### Records to use ###

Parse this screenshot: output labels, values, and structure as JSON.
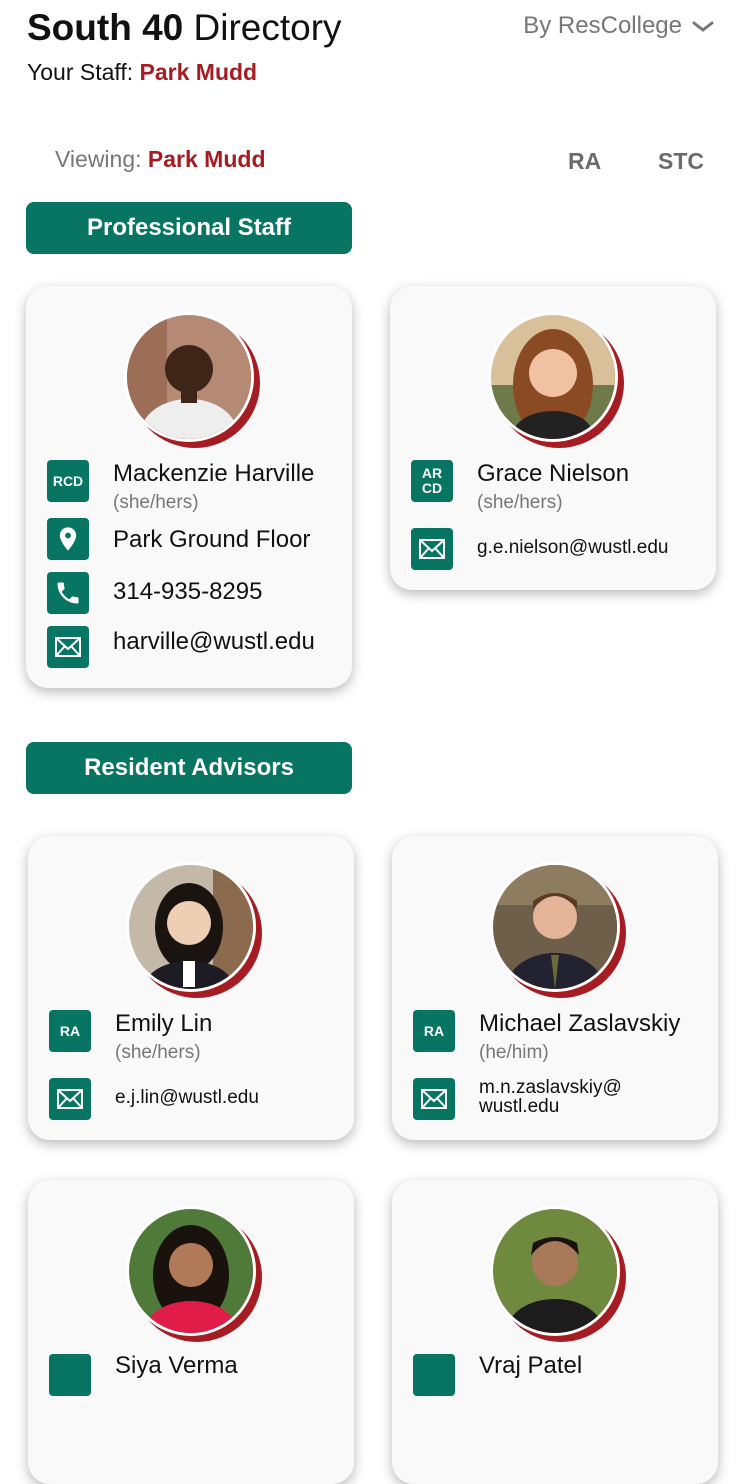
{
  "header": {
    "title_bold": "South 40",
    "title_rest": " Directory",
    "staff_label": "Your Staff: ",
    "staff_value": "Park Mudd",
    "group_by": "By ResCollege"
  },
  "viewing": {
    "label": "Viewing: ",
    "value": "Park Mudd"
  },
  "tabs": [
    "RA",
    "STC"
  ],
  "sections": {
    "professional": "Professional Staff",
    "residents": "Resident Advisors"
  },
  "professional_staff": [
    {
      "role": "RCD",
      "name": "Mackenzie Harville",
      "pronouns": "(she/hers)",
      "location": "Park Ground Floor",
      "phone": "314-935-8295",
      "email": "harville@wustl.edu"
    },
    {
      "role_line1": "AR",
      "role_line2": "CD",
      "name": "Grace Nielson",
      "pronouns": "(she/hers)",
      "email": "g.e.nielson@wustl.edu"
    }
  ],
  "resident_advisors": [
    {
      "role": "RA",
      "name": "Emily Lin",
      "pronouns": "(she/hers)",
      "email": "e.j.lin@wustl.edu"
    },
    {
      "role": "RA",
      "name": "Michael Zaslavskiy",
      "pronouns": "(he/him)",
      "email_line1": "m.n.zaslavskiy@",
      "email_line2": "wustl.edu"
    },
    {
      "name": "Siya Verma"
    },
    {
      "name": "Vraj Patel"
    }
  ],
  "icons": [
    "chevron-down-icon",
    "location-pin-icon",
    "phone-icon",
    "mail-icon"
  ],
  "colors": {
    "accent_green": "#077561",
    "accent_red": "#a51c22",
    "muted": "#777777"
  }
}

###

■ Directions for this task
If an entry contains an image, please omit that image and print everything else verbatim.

■ Answer to the exercise
Parse this screenshot: output labels, values, and structure as JSON.
{
  "header": {
    "title_bold": "South 40",
    "title_rest": " Directory",
    "staff_label": "Your Staff: ",
    "staff_value": "Park Mudd",
    "group_by": "By ResCollege"
  },
  "viewing": {
    "label": "Viewing: ",
    "value": "Park Mudd"
  },
  "tabs": [
    "RA",
    "STC"
  ],
  "sections": {
    "professional": "Professional Staff",
    "residents": "Resident Advisors"
  },
  "professional_staff": [
    {
      "role": "RCD",
      "name": "Mackenzie Harville",
      "pronouns": "(she/hers)",
      "location": "Park Ground Floor",
      "phone": "314-935-8295",
      "email": "harville@wustl.edu"
    },
    {
      "role_line1": "AR",
      "role_line2": "CD",
      "name": "Grace Nielson",
      "pronouns": "(she/hers)",
      "email": "g.e.nielson@wustl.edu"
    }
  ],
  "resident_advisors": [
    {
      "role": "RA",
      "name": "Emily Lin",
      "pronouns": "(she/hers)",
      "email": "e.j.lin@wustl.edu"
    },
    {
      "role": "RA",
      "name": "Michael Zaslavskiy",
      "pronouns": "(he/him)",
      "email_line1": "m.n.zaslavskiy@",
      "email_line2": "wustl.edu"
    },
    {
      "name": "Siya Verma"
    },
    {
      "name": "Vraj Patel"
    }
  ],
  "icons": [
    "chevron-down-icon",
    "location-pin-icon",
    "phone-icon",
    "mail-icon"
  ],
  "colors": {
    "accent_green": "#077561",
    "accent_red": "#a51c22",
    "muted": "#777777"
  }
}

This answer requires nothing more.